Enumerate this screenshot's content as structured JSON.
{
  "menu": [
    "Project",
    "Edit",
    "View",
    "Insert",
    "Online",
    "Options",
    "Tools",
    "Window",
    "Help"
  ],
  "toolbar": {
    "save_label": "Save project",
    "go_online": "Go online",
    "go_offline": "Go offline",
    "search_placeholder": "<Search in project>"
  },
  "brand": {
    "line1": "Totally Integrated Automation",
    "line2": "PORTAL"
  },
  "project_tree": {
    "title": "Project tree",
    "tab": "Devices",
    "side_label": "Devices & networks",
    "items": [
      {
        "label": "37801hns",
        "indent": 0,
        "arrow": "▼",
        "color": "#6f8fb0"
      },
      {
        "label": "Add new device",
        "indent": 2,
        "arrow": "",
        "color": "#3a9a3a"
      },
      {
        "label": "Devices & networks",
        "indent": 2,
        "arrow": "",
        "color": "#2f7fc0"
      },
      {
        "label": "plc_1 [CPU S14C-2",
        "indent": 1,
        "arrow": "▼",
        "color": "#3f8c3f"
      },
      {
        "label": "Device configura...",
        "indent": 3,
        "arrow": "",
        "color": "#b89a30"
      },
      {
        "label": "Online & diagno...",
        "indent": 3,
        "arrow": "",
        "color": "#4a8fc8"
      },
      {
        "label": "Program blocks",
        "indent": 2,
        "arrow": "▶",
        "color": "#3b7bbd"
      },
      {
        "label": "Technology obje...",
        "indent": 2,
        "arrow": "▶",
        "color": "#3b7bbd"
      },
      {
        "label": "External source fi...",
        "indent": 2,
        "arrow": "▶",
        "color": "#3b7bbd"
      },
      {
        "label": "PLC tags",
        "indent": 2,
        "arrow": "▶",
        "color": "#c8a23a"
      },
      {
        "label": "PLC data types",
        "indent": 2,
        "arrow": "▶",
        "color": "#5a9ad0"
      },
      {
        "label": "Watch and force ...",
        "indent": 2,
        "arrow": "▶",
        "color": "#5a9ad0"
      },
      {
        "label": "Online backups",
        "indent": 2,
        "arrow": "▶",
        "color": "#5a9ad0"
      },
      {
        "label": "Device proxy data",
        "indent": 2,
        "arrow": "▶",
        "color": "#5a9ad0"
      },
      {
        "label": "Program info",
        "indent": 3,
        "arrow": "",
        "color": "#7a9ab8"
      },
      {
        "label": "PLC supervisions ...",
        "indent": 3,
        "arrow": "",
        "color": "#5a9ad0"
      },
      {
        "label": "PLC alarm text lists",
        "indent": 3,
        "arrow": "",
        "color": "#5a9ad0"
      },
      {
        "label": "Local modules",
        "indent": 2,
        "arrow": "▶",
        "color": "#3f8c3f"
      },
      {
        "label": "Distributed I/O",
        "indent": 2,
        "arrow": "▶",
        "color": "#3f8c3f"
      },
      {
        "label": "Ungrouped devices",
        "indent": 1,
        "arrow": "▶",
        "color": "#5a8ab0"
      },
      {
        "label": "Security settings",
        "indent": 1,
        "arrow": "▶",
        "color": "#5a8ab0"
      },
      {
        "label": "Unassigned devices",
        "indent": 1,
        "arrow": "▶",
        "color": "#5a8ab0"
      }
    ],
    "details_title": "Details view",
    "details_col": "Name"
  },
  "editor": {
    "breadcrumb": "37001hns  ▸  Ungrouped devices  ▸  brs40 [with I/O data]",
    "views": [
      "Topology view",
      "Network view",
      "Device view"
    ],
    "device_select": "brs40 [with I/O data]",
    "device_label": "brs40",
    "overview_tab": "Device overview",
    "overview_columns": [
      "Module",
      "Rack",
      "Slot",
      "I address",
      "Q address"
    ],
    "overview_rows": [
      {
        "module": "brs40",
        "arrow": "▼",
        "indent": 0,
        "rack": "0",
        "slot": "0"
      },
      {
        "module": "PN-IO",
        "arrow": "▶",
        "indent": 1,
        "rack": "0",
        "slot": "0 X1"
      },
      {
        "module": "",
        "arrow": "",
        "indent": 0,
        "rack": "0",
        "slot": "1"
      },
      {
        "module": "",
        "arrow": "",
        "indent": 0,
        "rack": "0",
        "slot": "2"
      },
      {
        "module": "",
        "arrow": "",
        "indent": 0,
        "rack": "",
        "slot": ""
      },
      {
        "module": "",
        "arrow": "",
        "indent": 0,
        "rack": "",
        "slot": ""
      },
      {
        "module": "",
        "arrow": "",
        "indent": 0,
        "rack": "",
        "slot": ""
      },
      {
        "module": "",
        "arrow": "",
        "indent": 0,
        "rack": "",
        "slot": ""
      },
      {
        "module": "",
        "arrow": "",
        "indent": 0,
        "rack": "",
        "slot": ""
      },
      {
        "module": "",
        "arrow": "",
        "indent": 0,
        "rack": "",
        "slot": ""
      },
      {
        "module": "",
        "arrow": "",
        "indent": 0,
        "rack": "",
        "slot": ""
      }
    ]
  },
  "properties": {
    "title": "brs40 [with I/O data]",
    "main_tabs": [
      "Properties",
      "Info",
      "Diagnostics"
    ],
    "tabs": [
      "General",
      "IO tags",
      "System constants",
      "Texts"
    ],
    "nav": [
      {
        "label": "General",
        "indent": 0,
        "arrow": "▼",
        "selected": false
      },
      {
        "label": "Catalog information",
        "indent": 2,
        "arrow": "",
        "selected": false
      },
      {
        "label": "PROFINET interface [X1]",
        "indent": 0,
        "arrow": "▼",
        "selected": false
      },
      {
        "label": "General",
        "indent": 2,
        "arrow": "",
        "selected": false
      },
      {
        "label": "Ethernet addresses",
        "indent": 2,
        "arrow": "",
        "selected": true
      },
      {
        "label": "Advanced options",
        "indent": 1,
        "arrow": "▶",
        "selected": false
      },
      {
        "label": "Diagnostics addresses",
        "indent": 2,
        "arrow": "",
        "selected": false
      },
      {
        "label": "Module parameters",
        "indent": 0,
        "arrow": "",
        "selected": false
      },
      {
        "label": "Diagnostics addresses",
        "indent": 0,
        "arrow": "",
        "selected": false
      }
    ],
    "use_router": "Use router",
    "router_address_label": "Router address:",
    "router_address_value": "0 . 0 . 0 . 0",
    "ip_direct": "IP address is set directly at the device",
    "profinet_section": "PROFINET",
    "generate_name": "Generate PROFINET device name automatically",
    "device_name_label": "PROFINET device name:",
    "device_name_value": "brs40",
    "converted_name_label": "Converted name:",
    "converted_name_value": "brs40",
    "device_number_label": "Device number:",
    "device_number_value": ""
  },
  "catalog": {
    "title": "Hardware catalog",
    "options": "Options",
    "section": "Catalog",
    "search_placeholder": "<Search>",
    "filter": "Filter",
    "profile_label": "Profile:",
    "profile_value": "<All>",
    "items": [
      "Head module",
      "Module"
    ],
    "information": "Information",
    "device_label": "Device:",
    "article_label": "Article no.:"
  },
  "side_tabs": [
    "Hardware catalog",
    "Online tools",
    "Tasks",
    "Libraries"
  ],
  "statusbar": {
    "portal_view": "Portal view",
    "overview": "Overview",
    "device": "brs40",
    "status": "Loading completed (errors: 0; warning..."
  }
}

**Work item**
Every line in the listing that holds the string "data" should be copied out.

**Exercise result**
        "label": "PLC data types",
        "label": "Device proxy data",
    "breadcrumb": "37001hns  ▸  Ungrouped devices  ▸  brs40 [with I/O data]",
    "device_select": "brs40 [with I/O data]",
    "title": "brs40 [with I/O data]",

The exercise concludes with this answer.